My name is Ryan Siddall and I am an Innovation Manager working for NEPIC and the Innovation SuperNetwork. On a daily basis I work very closely with large and small companies across the North East and I’m continually inspired by the sheer scale of manufacturing, academic and innovation expertise that is housed in the region.
My undergraduate degree in chemistry from Newcastle University has provided me with a sound technical understanding of chemical processes that are carried out on Teesside, but since joining NEPIC, I’ve developed an appreciation of the impact that innovation, continuous improvement and collaboration has on the chemical, process and pharmaceutical industries. The success of the region relies on knowledge sharing between large and small companies; SMEs are small and agile enough to develop innovative techniques and processes to make a huge impact on the manufacturing sector, and larger companies have the infrastructure and financial clout to accelerate these innovations to commercialisation. Organisations like ed/ge, NEPIC and the Innovation SuperNetwork are essential in allowing SMEs and large companies to network, share best practice and ultimately collaborate for the benefit of the sector and region.
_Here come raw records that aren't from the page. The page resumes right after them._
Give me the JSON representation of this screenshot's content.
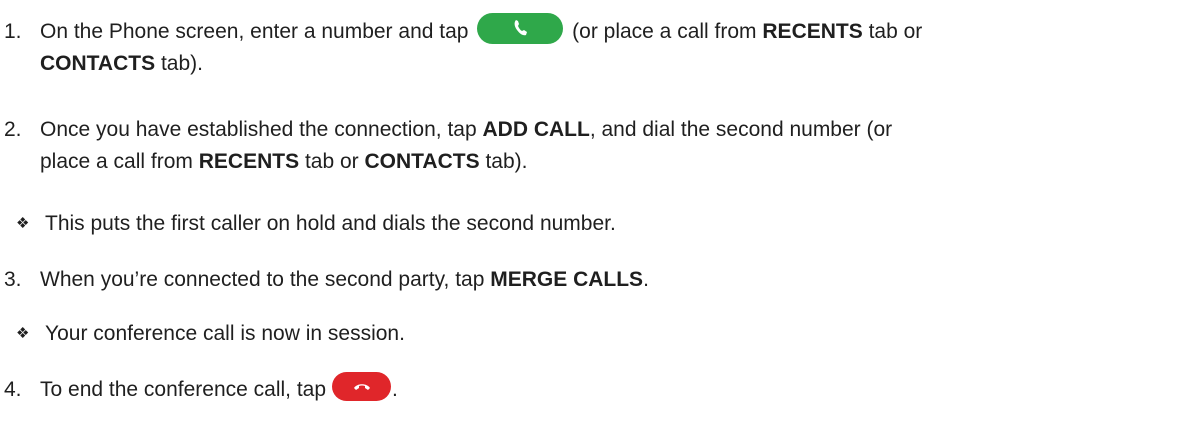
{
  "steps": [
    {
      "num": "1.",
      "t1": "On the Phone screen, enter a number and tap",
      "t2": "(or place a call from",
      "b1": "RECENTS",
      "t3": "tab or",
      "b2": "CONTACTS",
      "t4": "tab)."
    },
    {
      "num": "2.",
      "t1": "Once you have established the connection, tap",
      "b1": "ADD CALL",
      "t2": ", and dial the second number (or",
      "t3": "place a call from",
      "b2": "RECENTS",
      "t4": "tab or",
      "b3": "CONTACTS",
      "t5": "tab)."
    },
    {
      "num": "3.",
      "t1": "When you’re connected to the second party, tap",
      "b1": "MERGE CALLS",
      "t2": "."
    },
    {
      "num": "4.",
      "t1": "To end the conference call, tap",
      "t2": "."
    }
  ],
  "bullets": [
    {
      "mark": "❖",
      "text": "This puts the first caller on hold and dials the second number."
    },
    {
      "mark": "❖",
      "text": "Your conference call is now in session."
    }
  ],
  "icons": {
    "call_button": "phone-call-icon",
    "end_button": "phone-hangup-icon",
    "call_color": "#2fa84a",
    "end_color": "#e0262a"
  }
}
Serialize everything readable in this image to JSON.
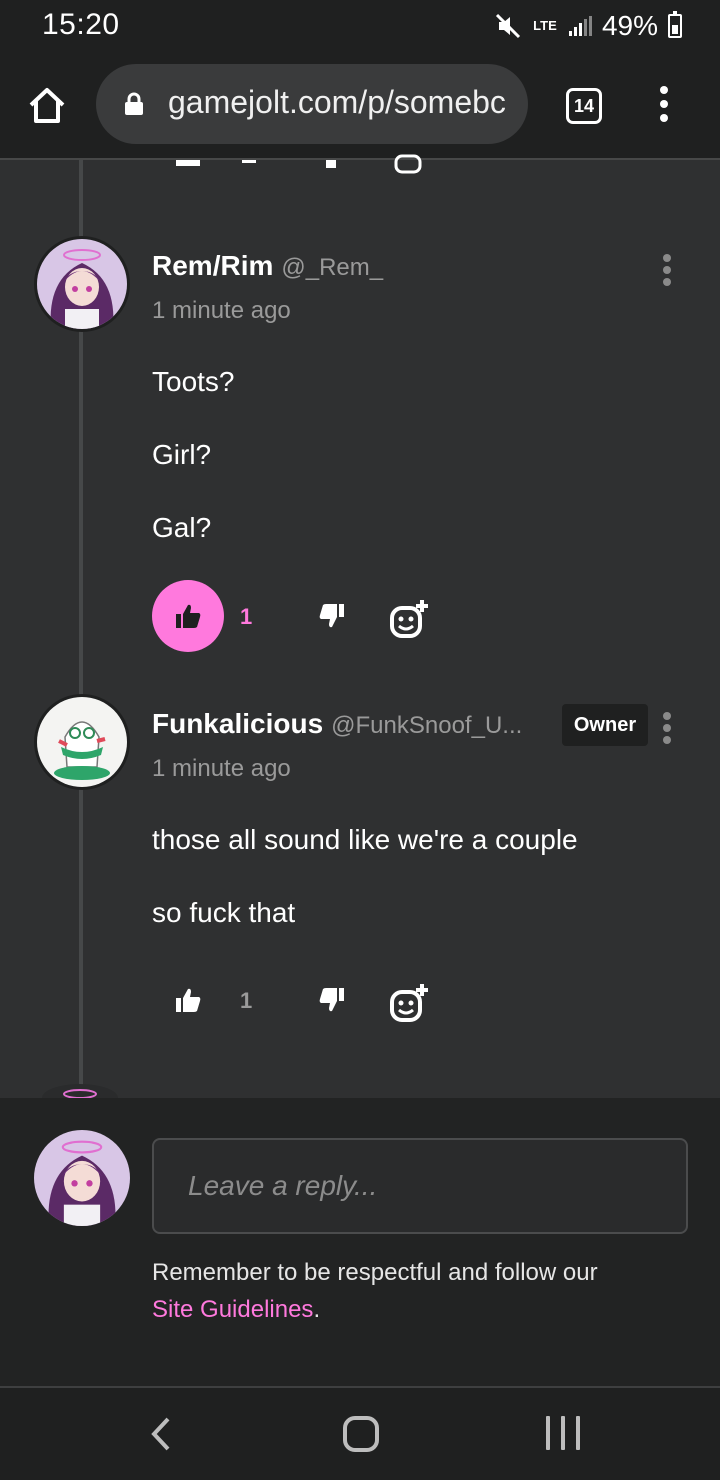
{
  "status_bar": {
    "time": "15:20",
    "network": "LTE",
    "battery": "49%",
    "icons": [
      "mute-icon",
      "lte-icon",
      "signal-icon",
      "battery-icon"
    ]
  },
  "browser": {
    "url": "gamejolt.com/p/somebc",
    "tab_count": "14",
    "icons": [
      "home-icon",
      "lock-icon",
      "tabs-icon",
      "more-vert-icon"
    ]
  },
  "comments": [
    {
      "author": "Rem/Rim",
      "handle": "@_Rem_",
      "time": "1 minute ago",
      "lines": [
        "Toots?",
        "Girl?",
        "Gal?"
      ],
      "likes": "1",
      "liked": true
    },
    {
      "author": "Funkalicious",
      "handle": "@FunkSnoof_U...",
      "badge": "Owner",
      "time": "1 minute ago",
      "lines": [
        "those all sound like we're a couple",
        "so fuck that"
      ],
      "likes": "1",
      "liked": false
    }
  ],
  "reply": {
    "placeholder": "Leave a reply...",
    "note": "Remember to be respectful and follow our",
    "link": "Site Guidelines",
    "note_end": "."
  },
  "colors": {
    "accent": "#ff79dd",
    "background": "#2f3031",
    "bar": "#1f2020",
    "muted_text": "#9a9a9a"
  }
}
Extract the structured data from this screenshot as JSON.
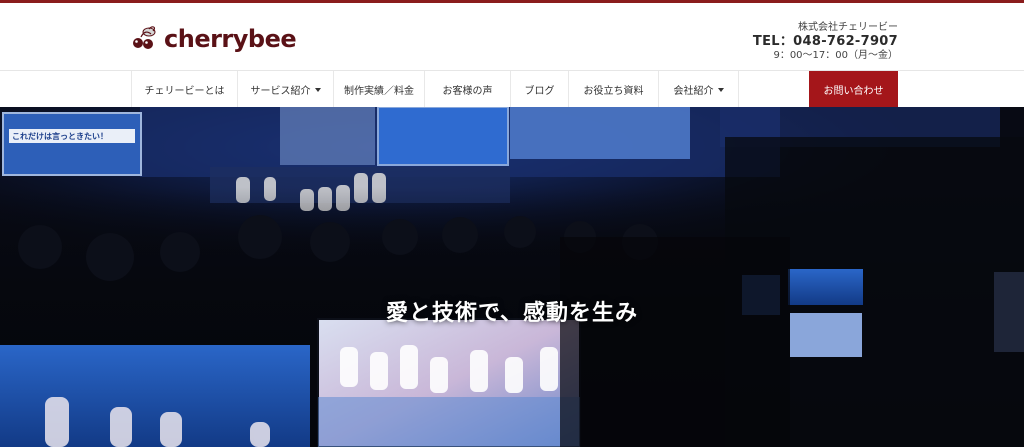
{
  "brand": {
    "name": "cherrybee",
    "accent_color": "#5a1116",
    "cta_color": "#a4161a"
  },
  "contact": {
    "company": "株式会社チェリービー",
    "tel": "TEL：048-762-7907",
    "hours": "9：00〜17：00（月〜金）"
  },
  "nav": {
    "items": [
      {
        "label": "チェリービーとは",
        "dropdown": false
      },
      {
        "label": "サービス紹介",
        "dropdown": true
      },
      {
        "label": "制作実績／料金",
        "dropdown": false
      },
      {
        "label": "お客様の声",
        "dropdown": false
      },
      {
        "label": "ブログ",
        "dropdown": false
      },
      {
        "label": "お役立ち資料",
        "dropdown": false
      },
      {
        "label": "会社紹介",
        "dropdown": true
      }
    ],
    "cta_label": "お問い合わせ"
  },
  "hero": {
    "tagline": "愛と技術で、感動を生み",
    "screen_caption": "これだけは言っときたい！"
  }
}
The Tees Valley Business Challenge is a great initiative designed to bring larger and smaller companies together to tackle an industrial problem. NEPIC are supporting Procter and Gamble’s Newcastle Innovation Centre to take the first steps on their sustainability journey. The centre has recently installed an efficient gas-powered steam generator which is used to power the site, and this releases a fair amount of Carbon Dioxide. The aim of this challenge is to seek innovative engineering solutions from SMEs to help reduce the level of CO2 emitted from the generator. It is hoped that an engineering company from the Tees Valley can come up with an ‘outside of the box’ approach to emission reduction.
Traditional carbon capture technologies require significant footprint and capital investment, making them unsuitable and inaccessible for smaller companies and sites such as R&D facilities, offices, hotels etc. P&G are looking for engineers to design a simple unit, utilising simple technology, which can be ‘bolted’ on to the existing generator to reduce some of the CO2 emissions. Successful challenge solvers will be given the opportunity to work with P&G at their pilot plant to be able to test their designs in a manufacturing environment.
Further details are listed below about the challenges and how to apply.
Five challenges were launched on the 17th and 18th of February, the webinar recordings for each events are available on the website. You can also find them individually below:-
To get involved in this programme, organisations, businesses, and charities will need to register their interest for at least one of the five strands mentioned above and have a registered office or trading address in one of the five Tees Valley Authorities (Darlington, Hartlepool, Middlesbrough, Redcar & Cleveland or Stockton-on-Tees)
A small business can participate in more than one strand and find further details about the challenges and our FAQ on Edge website: https://ed-ge.uk/project/tvca-business-challenges/
Small and medium business including charities have until the 7th March to submit their expression of interest form via the Edge Innovation website here
The key dates for the programme are highlighted below:-
This is an exciting opportunity for innovative small businesses that can develop a solution to help P&G start their sustainability journey.
The small businesses that are involved will be given a £5k grant to develop a ‘prototype’ solution with the opportunity for five of the businesses being apply to apply for an additional £45k grant to further develop their concept.